Recently I found this really cool grandma/grandchild panel of cute sayings so naturally I bought it (grin).Because I’ve been earning my master’s degree lately in flying geese (or at least it feels like it) my thoughts turned to using these units to make a block with the preprinted fabric in the center to form a star.
I discovered that the cut size of the “words” were typical 5” squares. My next step was to pull out the instruction sheet that came with the Wing Clipper I® tool to check the chart for sizes of the large and small squares…hum…things didn’t quite match up with my 5” cut square – that’s when I was thankful I had the Wing Clipper II® in my toolbox!
I just realized that I neglected to tell you the difference between the two tools! I guess I got caught up in the ramble. Wing Clipper I® works with units that finish in whole or half inch increments while Wing Clipper II® works with units that finish in quarter or three quarter inch increments.

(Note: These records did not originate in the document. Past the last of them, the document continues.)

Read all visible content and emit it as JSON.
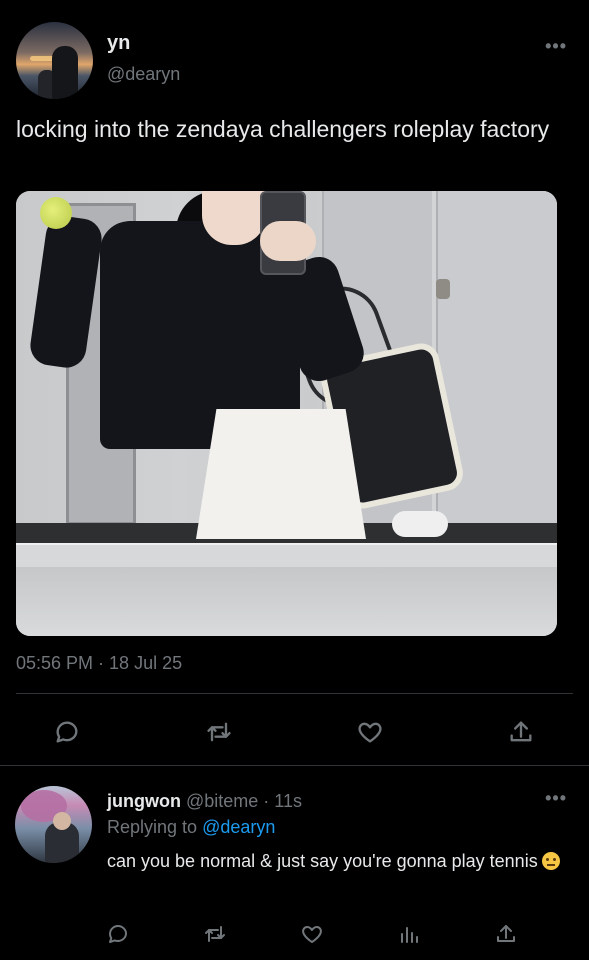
{
  "main_tweet": {
    "display_name": "yn",
    "handle": "@dearyn",
    "text": "locking into the zendaya challengers roleplay factory",
    "timestamp": "05:56 PM · 18 Jul 25",
    "more_icon": "more-horizontal-icon"
  },
  "actions": {
    "reply": "reply-icon",
    "retweet": "retweet-icon",
    "like": "heart-icon",
    "share": "share-icon"
  },
  "reply_tweet": {
    "display_name": "jungwon",
    "handle_time": "@biteme · 11s",
    "replying_prefix": "Replying to",
    "replying_to": "@dearyn",
    "text": "can you be normal & just say you're gonna play tennis",
    "emoji": "raised-eyebrow-face-emoji"
  },
  "colors": {
    "background": "#000000",
    "text": "#e7e9ea",
    "muted": "#71767b",
    "link": "#1d9bf0",
    "divider": "#2f3336"
  }
}
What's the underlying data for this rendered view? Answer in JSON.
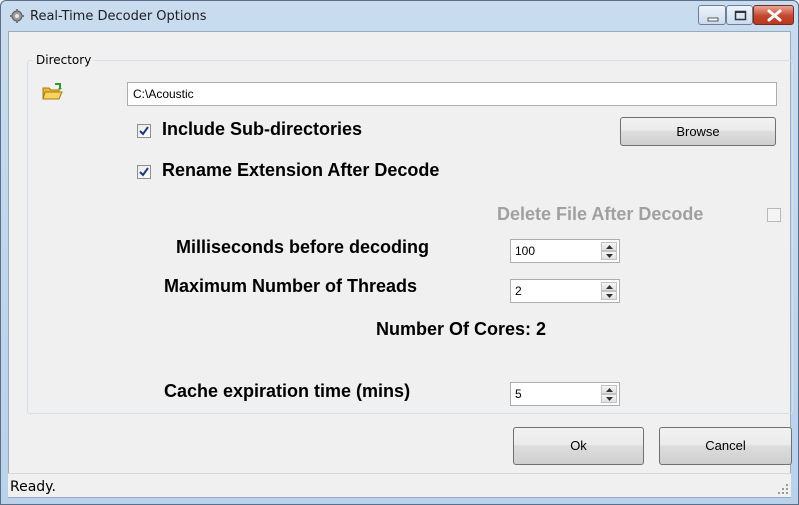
{
  "window": {
    "title": "Real-Time Decoder Options"
  },
  "directory_group": {
    "label": "Directory",
    "path_value": "C:\\Acoustic",
    "browse_label": "Browse"
  },
  "options": {
    "include_subdirs": {
      "label": "Include Sub-directories",
      "checked": true
    },
    "rename_extension": {
      "label": "Rename Extension After Decode",
      "checked": true
    },
    "delete_file": {
      "label": "Delete File After Decode",
      "checked": false,
      "enabled": false
    }
  },
  "fields": {
    "milliseconds": {
      "label": "Milliseconds before decoding",
      "value": "100"
    },
    "threads": {
      "label": "Maximum Number of Threads",
      "value": "2"
    },
    "cores": {
      "label": "Number Of Cores:",
      "value": "2"
    },
    "cache": {
      "label": "Cache expiration time (mins)",
      "value": "5"
    }
  },
  "buttons": {
    "ok": "Ok",
    "cancel": "Cancel"
  },
  "status": {
    "text": "Ready."
  },
  "icons": {
    "app": "gear-icon",
    "folder": "open-folder-icon",
    "minimize": "minimize-icon",
    "maximize": "maximize-icon",
    "close": "close-icon",
    "check": "checkmark-icon",
    "spin_up": "spin-up-icon",
    "spin_down": "spin-down-icon",
    "grip": "resize-grip-icon"
  },
  "colors": {
    "titlebar": "#c9dcef",
    "close_button": "#c4462f",
    "disabled_text": "#a0a0a0"
  }
}
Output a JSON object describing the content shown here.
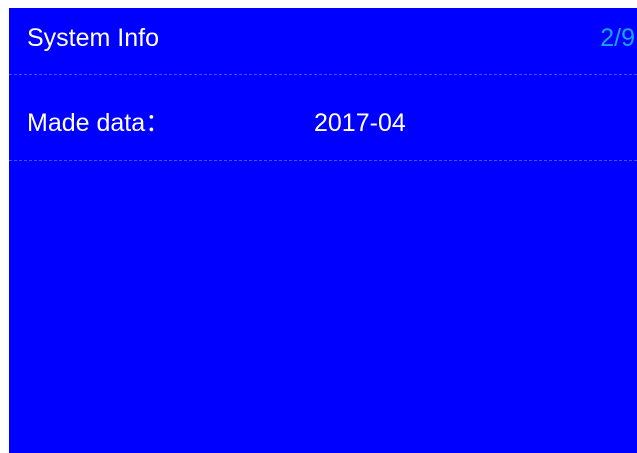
{
  "header": {
    "title": "System Info",
    "page_indicator": "2/9"
  },
  "info": {
    "made_date_label": "Made data：",
    "made_date_value": "2017-04"
  },
  "colors": {
    "screen_background": "#0000ff",
    "text": "#ffffff",
    "page_indicator": "#1aa3ff",
    "divider": "#4b4bff"
  }
}
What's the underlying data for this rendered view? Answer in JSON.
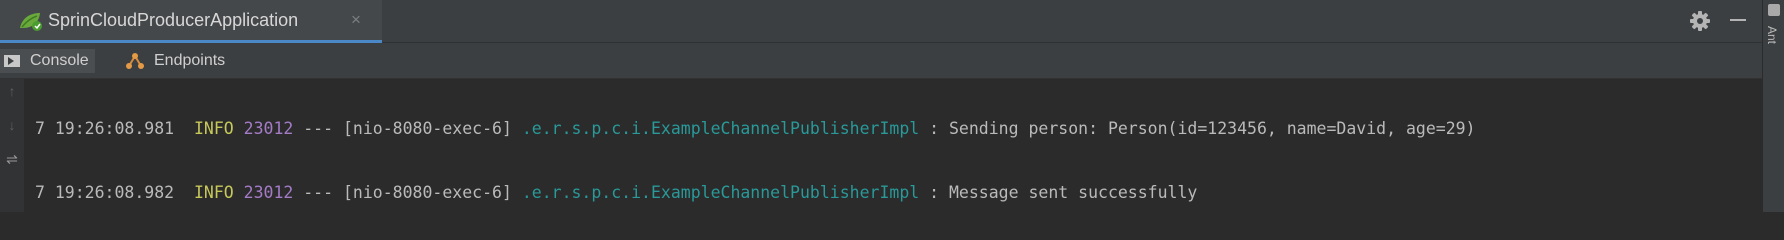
{
  "run_tab": {
    "title": "SprinCloudProducerApplication",
    "close": "×",
    "app_icon": "spring-leaf-icon"
  },
  "toolbar": {
    "settings_icon": "gear-icon",
    "hide_icon": "minimize-icon"
  },
  "subtabs": [
    {
      "label": "Console",
      "icon": "console-icon"
    },
    {
      "label": "Endpoints",
      "icon": "endpoints-icon"
    }
  ],
  "gutter": {
    "up": "↑",
    "down": "↓",
    "wrap": "⇌"
  },
  "right_panel": {
    "label": "Ant"
  },
  "log": [
    {
      "ts": "7 19:26:08.981",
      "level": "INFO",
      "pid": "23012",
      "sep": "---",
      "thread": "[nio-8080-exec-6]",
      "logger": ".e.r.s.p.c.i.ExampleChannelPublisherImpl",
      "colon": ":",
      "message": "Sending person: Person(id=123456, name=David, age=29)"
    },
    {
      "ts": "7 19:26:08.982",
      "level": "INFO",
      "pid": "23012",
      "sep": "---",
      "thread": "[nio-8080-exec-6]",
      "logger": ".e.r.s.p.c.i.ExampleChannelPublisherImpl",
      "colon": ":",
      "message": "Message sent successfully"
    }
  ],
  "colors": {
    "background": "#2b2b2b",
    "info": "#c6c85a",
    "pid": "#a37bc6",
    "logger": "#299999",
    "tab_underline": "#4a88c7"
  }
}
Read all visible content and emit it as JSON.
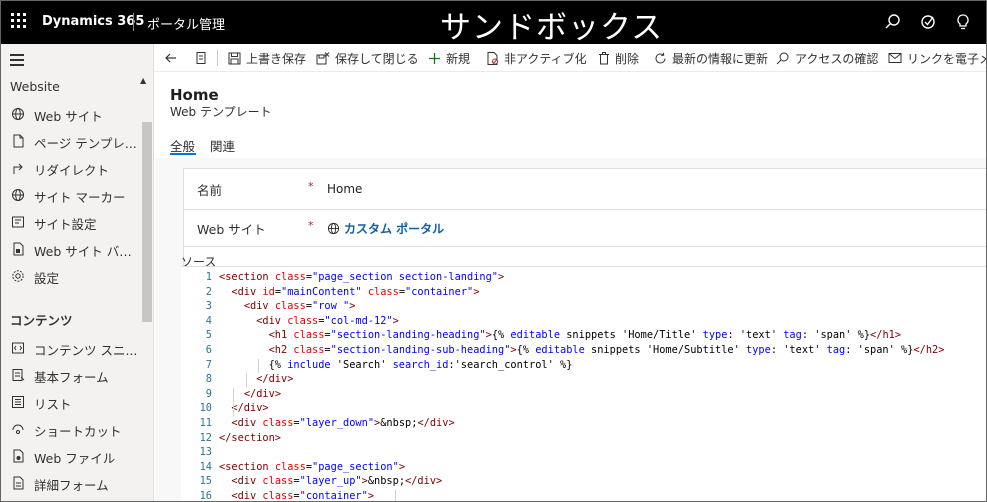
{
  "topbar": {
    "app_name": "Dynamics 365",
    "area_name": "ポータル管理",
    "environment_banner": "サンドボックス",
    "icons": [
      "search-icon",
      "task-icon",
      "lightbulb-icon"
    ]
  },
  "sitemap": {
    "group_website": "Website",
    "website_items": [
      {
        "label": "Web サイト",
        "icon": "globe-icon"
      },
      {
        "label": "ページ テンプレ...",
        "icon": "page-icon"
      },
      {
        "label": "リダイレクト",
        "icon": "redirect-icon"
      },
      {
        "label": "サイト マーカー",
        "icon": "globe-icon"
      },
      {
        "label": "サイト設定",
        "icon": "settings-list-icon"
      },
      {
        "label": "Web サイト バイ...",
        "icon": "document-icon"
      },
      {
        "label": "設定",
        "icon": "gear-icon"
      }
    ],
    "group_content": "コンテンツ",
    "content_items": [
      {
        "label": "コンテンツ スニ...",
        "icon": "snippet-icon"
      },
      {
        "label": "基本フォーム",
        "icon": "form-icon"
      },
      {
        "label": "リスト",
        "icon": "list-icon"
      },
      {
        "label": "ショートカット",
        "icon": "shortcut-icon"
      },
      {
        "label": "Web ファイル",
        "icon": "file-icon"
      },
      {
        "label": "詳細フォーム",
        "icon": "advanced-form-icon"
      }
    ]
  },
  "commandbar": {
    "save": "上書き保存",
    "save_close": "保存して閉じる",
    "new": "新規",
    "deactivate": "非アクティブ化",
    "delete": "削除",
    "refresh": "最新の情報に更新",
    "check_access": "アクセスの確認",
    "email_link": "リンクを電子メー"
  },
  "record": {
    "title": "Home",
    "entity": "Web テンプレート",
    "tabs": [
      "全般",
      "関連"
    ]
  },
  "form": {
    "name_label": "名前",
    "name_value": "Home",
    "website_label": "Web サイト",
    "website_value": "カスタム ポータル",
    "required_marker": "*",
    "source_label": "ソース"
  },
  "source_code": [
    "<section class=\"page_section section-landing\">",
    "  <div id=\"mainContent\" class=\"container\">",
    "    <div class=\"row \">",
    "      <div class=\"col-md-12\">",
    "        <h1 class=\"section-landing-heading\">{% editable snippets 'Home/Title' type: 'text' tag: 'span' %}</h1>",
    "        <h2 class=\"section-landing-sub-heading\">{% editable snippets 'Home/Subtitle' type: 'text' tag: 'span' %}</h2>",
    "        {% include 'Search' search_id:'search_control' %}",
    "      </div>",
    "    </div>",
    "  </div>",
    "  <div class=\"layer_down\">&nbsp;</div>",
    "</section>",
    "",
    "<section class=\"page_section\">",
    "  <div class=\"layer_up\">&nbsp;</div>",
    "  <div class=\"container\">"
  ],
  "source_line_numbers": [
    "1",
    "2",
    "3",
    "4",
    "5",
    "6",
    "7",
    "8",
    "9",
    "10",
    "11",
    "12",
    "13",
    "14",
    "15",
    "16"
  ],
  "colors": {
    "topbar": "#000000",
    "accent": "#0078d4",
    "link": "#115ea3",
    "required": "#a4262c"
  }
}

To continue my saga…. looking down the chart that came with the tool I found a unit size that would work perfectly with my stars. The cut size of 2 1/4″ x 4 1/2″ finish would match my 4 1/2″ finish of those 5″ blocks (cut size)!
Yep, Oma was on a roll. Oh! I almost forgot ~ you do know that you can download the instruction sheets in a letter size format perfect to slip into a page protector for a binder…Find them here. You’re welcome (grin).
And this is why I think you need both Wing Clipper I® and Wing Clipper II® in your toolbox, cuz ya’ just never know what you might be creating!
But Wait, There’s More!
How about one more helpful hint before I list the schedule for this week’s Tuckerize Your Quilting Blog Hop….
Remember earlier I shared that I really rarely use pins? Well that includes applying binding. Okay, I confess that when I machine attach it to one side, I do use those little clips, but I’m talking about stitching down the final side, either by hand or machine…
Yep, I use Elmer’s ® School Glue.
It must be the washable type. Machine attach one side of the binding as usual then simply press the attached binding in place, reopen and run a thin line of school glue along the edge of the quilt that will be covered by the binding.
Next heat set it with your iron. No need to use an applique pressing sheet as any glue overage can be removed with water once the iron cools. Simply hand stitch or machine stitch as per your preference. The nice thing is it needles well and won’t gunk up either your hand needle or sewing machine needle. And true to the name ~ it’s washable! The first time the quilt is washed any adhesive will simply wash out!
By the way, I noticed the local stores putting out school supplies this past week making now a good time to stock up on Elmer’s® Washable School Glue for your notion box!
Tuckerize Your Quilting Blog Hop
Thank you for visiting my blog, I hope you will consider subscribing to the blog posts as well as my brand-new newsletter. And don’t forget to find me on social media! All the links can be found at the footer on my website.
A rambler needs an audience! Let’s Talk Quilts!
Here’s the schedule!
Monday 7/15/19: Tucker Trimmer I®, Tammy Silvers, Tamarinis
Split Rects ® and left handed trimming, Tina Dillard, Quilting Affections
Tuesday 7/16/19: Wing Clipper ® and helpful hints, Karen Overton, The Quilt Rambler (you are here!)
Wedge Star ® and the wonderful world of Minis, Sarah Furrer, Studio 180 Design
Wednesday 7/17/19: Gail Renna, Quilt Haven Threads
Marie McKay, Ribbon Star Studio
Thursday 7/18/19: Deborah Chiarelli, Guest Blogging for Tina Dillard
Friday 7/19/19: Michelle Hiatt, Sew On the Go
Rosella Hanson, Guest Blogging for Tammy Silvers
Saturday 7/20/19: Bonny Peters, Cat Den Mountain Quilts
Lydia Zeigler, Guest Blogging for Karen Overton (back here again!)